Jean All right. We got that cleared up. Mr. Anderson, do we have any bills ready?
Anderson Only in the Senate packet, Mr. Chairman.
Jean Let’s go to the Senate packet.
Anderson Mr. Chairman, with the S in the upper right hand corner, Senate Bill 7, Department of Labor and Licensing is ready. That hold has been released.
Jean Senate Bill 7. Do we have a motion? I have a motion and a second. Any discussion? All in favor say aye. It is adopted. Mr. Anderson.
Anderson Still on Page 1 Senate Bill 15. ASU Beebe is ready.
Jean ASU Beebe is ready. We have a motion and a second. Any discussion? All in favor say aye. Any opposed. It is adopted.
Anderson That takes us to Page 3. On Page 3, Senate Bill 24, Administrative Office of the Courts.
Jean Senate Bill 24 is ready. I have a motion and a second. Any discussion? All in favor say aye. Any opposed. It is adopted.
Anderson On Page Eight in the Senate packet still.
Jean Page 8.
Anderson Senate Bill 49 Workforce Services.
Jean Workforce Services is ready. I have a motion and a second. Any discussion? All in favor say aye. Any opposed? It is adopted.
Anderson On Page 13
Jean Going to Page 13.
Anderson Senate Bill 66. This is the approved claims bill to pay claims that were approved by the Claims Commission.
Jean Claims Bill. We have a motion and a second. Any discussion? All in favor say aye. Any opposed. That’s it. Members, we have Special Language upon adjournment of both chambers this afternoon. Personnel’s meeting 7:30 or 8:00 in the morning? 7:30. Personnel’s meeting at 7:30. And we’re not coming in here till 10:00 tomorrow morning instead of 9. And I’m going to let my colleague get on to some y’all about these holds we’ve got out there. We need to get out next week. We’ve got to get these holds worked through.
Dismang Alright, members, if you have a hold on a bill, it is time to wrap up whatever it is you’re doing with that bill. And so if you go through the list, if you have something, come back around, let staff know kind of what the status is because come next meeting, we’re going to start asking you what the intent of your hold is, what it’s for, what you’re going to do and what your plan is, so the rest of your members can understand what’s happening. Again, if you’ve got a hold, come talk to staff to get it released or you need to talk to the agency to get it settled. Thank you.

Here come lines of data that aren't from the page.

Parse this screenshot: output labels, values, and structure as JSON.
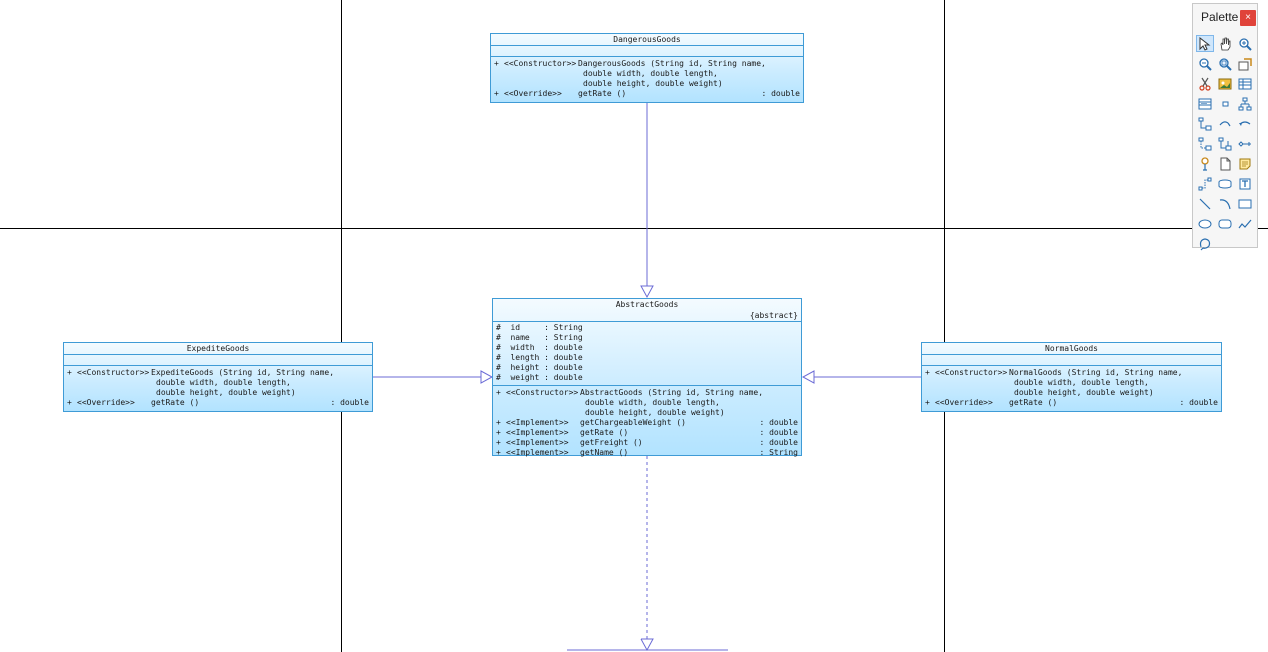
{
  "palette": {
    "title": "Palette",
    "close_label": "×",
    "tools": [
      {
        "name": "select-tool-icon",
        "icon": "arrow"
      },
      {
        "name": "pan-tool-icon",
        "icon": "hand"
      },
      {
        "name": "zoom-in-icon",
        "icon": "zoom-in"
      },
      {
        "name": "zoom-out-icon",
        "icon": "zoom-out"
      },
      {
        "name": "zoom-fit-icon",
        "icon": "zoom-fit"
      },
      {
        "name": "properties-icon",
        "icon": "props"
      },
      {
        "name": "cut-icon",
        "icon": "scissors"
      },
      {
        "name": "image-icon",
        "icon": "image"
      },
      {
        "name": "table-icon",
        "icon": "table"
      },
      {
        "name": "class-icon",
        "icon": "class"
      },
      {
        "name": "small-box-icon",
        "icon": "box"
      },
      {
        "name": "hierarchy-icon",
        "icon": "tree"
      },
      {
        "name": "generalization-icon",
        "icon": "gen"
      },
      {
        "name": "association-icon",
        "icon": "assoc"
      },
      {
        "name": "dependency-icon",
        "icon": "dep"
      },
      {
        "name": "realization-icon",
        "icon": "real"
      },
      {
        "name": "composition-icon",
        "icon": "comp"
      },
      {
        "name": "aggregation-icon",
        "icon": "agg"
      },
      {
        "name": "interface-icon",
        "icon": "lollipop"
      },
      {
        "name": "document-icon",
        "icon": "doc"
      },
      {
        "name": "note-icon",
        "icon": "note"
      },
      {
        "name": "connector-icon",
        "icon": "connector"
      },
      {
        "name": "cylinder-icon",
        "icon": "cyl"
      },
      {
        "name": "text-icon",
        "icon": "text"
      },
      {
        "name": "line-icon",
        "icon": "line"
      },
      {
        "name": "arc-icon",
        "icon": "arc"
      },
      {
        "name": "rectangle-icon",
        "icon": "rect"
      },
      {
        "name": "ellipse-icon",
        "icon": "ellipse"
      },
      {
        "name": "rounded-rect-icon",
        "icon": "rrect"
      },
      {
        "name": "freehand-icon",
        "icon": "free"
      },
      {
        "name": "lasso-icon",
        "icon": "lasso"
      }
    ]
  },
  "classes": {
    "dangerous": {
      "name": "DangerousGoods",
      "ops": [
        {
          "vis": "+",
          "stereo": "<<Constructor>>",
          "sig": [
            "DangerousGoods (String id, String name,",
            "double width, double length,",
            "double height, double weight)"
          ],
          "ret": ""
        },
        {
          "vis": "+",
          "stereo": "<<Override>>",
          "sig": [
            "getRate ()"
          ],
          "ret": ": double"
        }
      ]
    },
    "abstract": {
      "name": "AbstractGoods",
      "stereotype": "{abstract}",
      "attrs": [
        "#  id     : String",
        "#  name   : String",
        "#  width  : double",
        "#  length : double",
        "#  height : double",
        "#  weight : double"
      ],
      "ops": [
        {
          "vis": "+",
          "stereo": "<<Constructor>>",
          "sig": [
            "AbstractGoods (String id, String name,",
            "double width, double length,",
            "double height, double weight)"
          ],
          "ret": ""
        },
        {
          "vis": "+",
          "stereo": "<<Implement>>",
          "sig": [
            "getChargeableWeight ()"
          ],
          "ret": ": double"
        },
        {
          "vis": "+",
          "stereo": "<<Implement>>",
          "sig": [
            "getRate ()"
          ],
          "ret": ": double"
        },
        {
          "vis": "+",
          "stereo": "<<Implement>>",
          "sig": [
            "getFreight ()"
          ],
          "ret": ": double"
        },
        {
          "vis": "+",
          "stereo": "<<Implement>>",
          "sig": [
            "getName ()"
          ],
          "ret": ": String"
        }
      ]
    },
    "expedite": {
      "name": "ExpediteGoods",
      "ops": [
        {
          "vis": "+",
          "stereo": "<<Constructor>>",
          "sig": [
            "ExpediteGoods (String id, String name,",
            "double width, double length,",
            "double height, double weight)"
          ],
          "ret": ""
        },
        {
          "vis": "+",
          "stereo": "<<Override>>",
          "sig": [
            "getRate ()"
          ],
          "ret": ": double"
        }
      ]
    },
    "normal": {
      "name": "NormalGoods",
      "ops": [
        {
          "vis": "+",
          "stereo": "<<Constructor>>",
          "sig": [
            "NormalGoods (String id, String name,",
            "double width, double length,",
            "double height, double weight)"
          ],
          "ret": ""
        },
        {
          "vis": "+",
          "stereo": "<<Override>>",
          "sig": [
            "getRate ()"
          ],
          "ret": ": double"
        }
      ]
    }
  },
  "colors": {
    "connector": "#6b6bd6",
    "class_border": "#3f9bd6",
    "grid": "#000000"
  }
}
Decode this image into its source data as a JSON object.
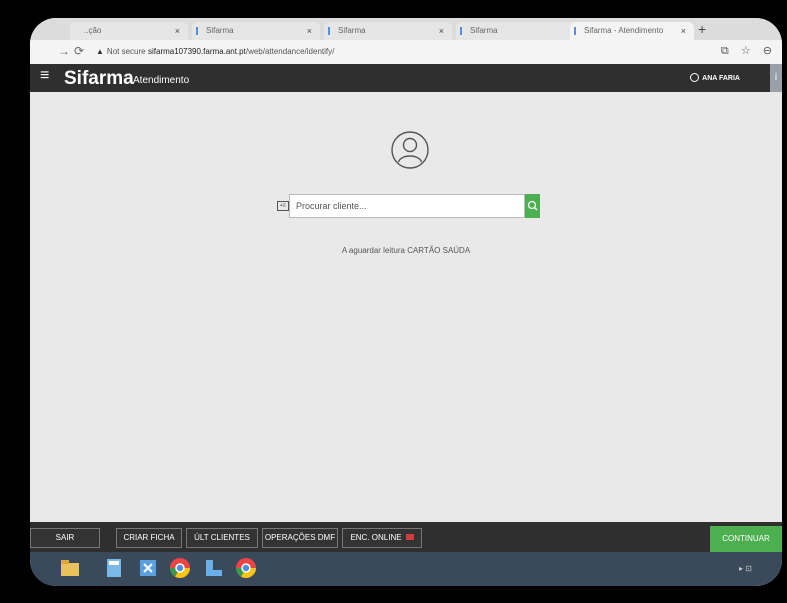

Jean Thank you, Mr. Chairman. People, we are adjourned. Appreciate the good work.